The strike has gone on too long, longer than anyone expected. Please be assured that IKEA cares deeply about our employees. We do not feel this situation is in anyone’s best interest and we are committed to reaching a fair resolution.
IKEA is an award winning employer that remains committed to providing our co-workers with exceptional wages and benefits. In addition, we provide training and development opportunities both in Canada and around the world. It is important to note 50% of IKEA Richmond employees make over $18/hour and 25% make over $21/hour. IKEA also offers generous benefits to both part-time and full-time employees.
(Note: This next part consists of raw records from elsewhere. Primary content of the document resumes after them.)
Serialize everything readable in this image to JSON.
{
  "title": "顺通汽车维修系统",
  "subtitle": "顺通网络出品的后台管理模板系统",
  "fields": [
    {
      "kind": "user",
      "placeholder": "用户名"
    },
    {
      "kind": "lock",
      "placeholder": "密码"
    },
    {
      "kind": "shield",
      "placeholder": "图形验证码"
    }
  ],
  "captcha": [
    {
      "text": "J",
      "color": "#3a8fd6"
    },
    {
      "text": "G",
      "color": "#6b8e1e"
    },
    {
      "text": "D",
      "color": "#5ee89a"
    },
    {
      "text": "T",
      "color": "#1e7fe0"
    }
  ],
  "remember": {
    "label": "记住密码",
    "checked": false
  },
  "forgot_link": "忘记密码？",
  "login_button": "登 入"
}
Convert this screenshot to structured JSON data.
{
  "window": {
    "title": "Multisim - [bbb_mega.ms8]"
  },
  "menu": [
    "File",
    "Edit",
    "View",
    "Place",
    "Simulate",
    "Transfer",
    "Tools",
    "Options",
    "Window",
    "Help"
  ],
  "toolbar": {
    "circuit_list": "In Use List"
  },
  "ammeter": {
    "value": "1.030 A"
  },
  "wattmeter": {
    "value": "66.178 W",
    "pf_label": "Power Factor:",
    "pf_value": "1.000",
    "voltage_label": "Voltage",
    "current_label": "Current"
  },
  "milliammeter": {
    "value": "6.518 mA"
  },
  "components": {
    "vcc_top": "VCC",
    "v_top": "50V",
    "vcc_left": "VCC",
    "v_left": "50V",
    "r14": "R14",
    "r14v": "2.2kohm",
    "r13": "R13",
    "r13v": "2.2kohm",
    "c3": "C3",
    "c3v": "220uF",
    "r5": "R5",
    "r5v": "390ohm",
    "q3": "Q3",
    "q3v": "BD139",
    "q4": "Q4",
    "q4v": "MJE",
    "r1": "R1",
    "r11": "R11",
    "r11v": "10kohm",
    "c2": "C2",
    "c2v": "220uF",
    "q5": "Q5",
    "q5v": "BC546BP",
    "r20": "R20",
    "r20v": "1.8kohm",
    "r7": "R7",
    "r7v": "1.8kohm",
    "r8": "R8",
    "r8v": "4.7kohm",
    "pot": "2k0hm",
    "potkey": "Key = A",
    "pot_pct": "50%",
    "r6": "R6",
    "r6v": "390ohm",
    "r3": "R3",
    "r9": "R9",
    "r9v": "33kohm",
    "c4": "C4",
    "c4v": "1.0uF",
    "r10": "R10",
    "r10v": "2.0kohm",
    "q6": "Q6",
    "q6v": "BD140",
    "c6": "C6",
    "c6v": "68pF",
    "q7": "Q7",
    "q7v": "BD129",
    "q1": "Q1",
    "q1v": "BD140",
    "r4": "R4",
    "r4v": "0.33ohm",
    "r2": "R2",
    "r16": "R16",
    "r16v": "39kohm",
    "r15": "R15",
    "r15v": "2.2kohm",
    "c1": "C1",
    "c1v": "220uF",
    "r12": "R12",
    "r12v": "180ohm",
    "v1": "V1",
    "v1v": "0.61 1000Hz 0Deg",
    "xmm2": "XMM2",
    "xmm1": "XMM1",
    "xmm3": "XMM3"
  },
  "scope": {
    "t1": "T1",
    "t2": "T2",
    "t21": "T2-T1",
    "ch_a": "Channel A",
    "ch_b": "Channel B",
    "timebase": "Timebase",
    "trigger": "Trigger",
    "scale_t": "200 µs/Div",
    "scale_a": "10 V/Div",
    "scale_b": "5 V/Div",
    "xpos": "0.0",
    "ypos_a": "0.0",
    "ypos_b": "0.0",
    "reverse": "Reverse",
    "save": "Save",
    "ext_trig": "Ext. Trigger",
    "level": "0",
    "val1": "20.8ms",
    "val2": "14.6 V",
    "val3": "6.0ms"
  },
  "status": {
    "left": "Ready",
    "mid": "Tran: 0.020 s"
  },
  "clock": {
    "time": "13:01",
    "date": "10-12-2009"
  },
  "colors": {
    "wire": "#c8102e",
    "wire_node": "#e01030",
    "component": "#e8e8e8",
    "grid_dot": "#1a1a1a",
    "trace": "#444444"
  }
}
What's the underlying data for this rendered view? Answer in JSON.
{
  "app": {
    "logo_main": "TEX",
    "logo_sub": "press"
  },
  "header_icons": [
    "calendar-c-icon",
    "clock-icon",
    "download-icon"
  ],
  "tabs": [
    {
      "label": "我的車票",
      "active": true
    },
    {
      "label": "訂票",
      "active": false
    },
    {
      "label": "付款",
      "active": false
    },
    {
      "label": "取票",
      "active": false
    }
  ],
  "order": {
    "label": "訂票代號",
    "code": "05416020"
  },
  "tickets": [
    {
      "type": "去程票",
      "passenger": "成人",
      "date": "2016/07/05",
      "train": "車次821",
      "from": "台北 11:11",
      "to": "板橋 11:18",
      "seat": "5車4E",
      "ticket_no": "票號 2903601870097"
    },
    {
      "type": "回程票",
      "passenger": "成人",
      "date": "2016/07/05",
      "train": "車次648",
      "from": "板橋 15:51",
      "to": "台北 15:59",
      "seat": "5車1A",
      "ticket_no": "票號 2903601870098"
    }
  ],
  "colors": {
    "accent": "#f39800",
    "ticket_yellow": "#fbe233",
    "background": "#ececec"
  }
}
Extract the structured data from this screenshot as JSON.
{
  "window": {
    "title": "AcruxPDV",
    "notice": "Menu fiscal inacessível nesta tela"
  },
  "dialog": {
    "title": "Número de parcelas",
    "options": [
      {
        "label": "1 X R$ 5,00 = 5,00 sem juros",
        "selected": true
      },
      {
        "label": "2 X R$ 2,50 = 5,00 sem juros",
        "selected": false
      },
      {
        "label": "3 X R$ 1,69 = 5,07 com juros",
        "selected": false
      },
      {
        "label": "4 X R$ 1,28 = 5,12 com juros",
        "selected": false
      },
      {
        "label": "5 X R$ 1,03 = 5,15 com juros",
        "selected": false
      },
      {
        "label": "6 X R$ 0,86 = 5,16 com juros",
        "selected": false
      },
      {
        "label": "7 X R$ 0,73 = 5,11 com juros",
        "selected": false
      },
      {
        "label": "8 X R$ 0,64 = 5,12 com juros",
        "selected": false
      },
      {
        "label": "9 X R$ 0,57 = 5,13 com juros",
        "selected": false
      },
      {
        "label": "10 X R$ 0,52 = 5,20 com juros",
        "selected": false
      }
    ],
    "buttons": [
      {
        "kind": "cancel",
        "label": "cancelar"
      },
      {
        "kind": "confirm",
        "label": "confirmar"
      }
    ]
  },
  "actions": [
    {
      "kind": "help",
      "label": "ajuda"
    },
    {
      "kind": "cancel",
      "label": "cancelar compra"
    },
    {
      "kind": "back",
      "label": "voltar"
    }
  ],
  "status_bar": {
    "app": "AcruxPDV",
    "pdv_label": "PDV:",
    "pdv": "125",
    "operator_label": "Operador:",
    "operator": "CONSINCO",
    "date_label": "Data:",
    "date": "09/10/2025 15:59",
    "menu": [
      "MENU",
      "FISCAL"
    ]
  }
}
To date, every offer put forward by IKEA has included automatic annual increases for all co-workers and a generous benefits package. At this time, there is no bargaining scheduled and our last meeting was in mid-December. We made some progress during the last meetings, but there are still 16 issues that need to be agreed on, including the co-workers who have returned to work.
On April 8, 2014, the Teamsters filed an application with the B.C. Labour Relations Board asking to have the co-workers who have returned to work fired from their own jobs. What the union is asking for has never happened in B.C.’s history. We’ve suggested many other solutions that would see everyone back working together again. Unfortunately the union has rejected them.
IKEA disagrees with the union as it is our goal to have all of our co-workers working together again. In the meantime, they are welcome back anytime.
We are always ready to return to the bargaining table to reach an agreement on all open items. However, we can’t accept a solution that includes terminating the employment or removing the co-workers who have exercised their legal choice to return to work. IKEA has worked hard over the last year to meet the union’s key concerns, but movement is required from both sides if we are going to end this strike.
Store Manager, IKEA Richmond
jacqueline jones says
Well Janet its nice that 50% of co-workers earn 18-25 per hr. but how many hrs. do they receive in a week ? As a cashier at ikea Richmond I earn a decent wage 19dollars per hr. but i am one of the guaranteed 30 hrs. per wk..my colleagues are less fortunate and even 19 per hr. doesn’t work if you only receive 4-10 hrs per week. We have asked that you move the scabs to coquitlam not fire them….although they have broken your own rules of ikea values and have proven untrustworthy…you chose them at the meetings before the lockout you promised them the moon….you delivered with tiffany rings at Christmas for the women and tag hauer watches for the men, just throw some more cash at them and remove the cancer from our store…you arrived on a contract just for this situation….maybe its time you left….we heard you already have and have secured a position in HR.ikea Canada in Ont….hopefully you don’t hang the new manager Steve Foster out to dry when he has served as the fall guy for your and mastermind Corey Randalls folly…..go back to the table and quit the B.S. we are all onto the game….
John Owens says
Publish the names of the scabs that have crossed the line. That way, if they are our neighbors, we will know.
mike mcdonald says
I wish the CLC would quite flapping thier mouths and actually do something declare all Ikea’s hot no unions can service nothing comes off the dock that is the only thing that these type understand hit them in the pocket book.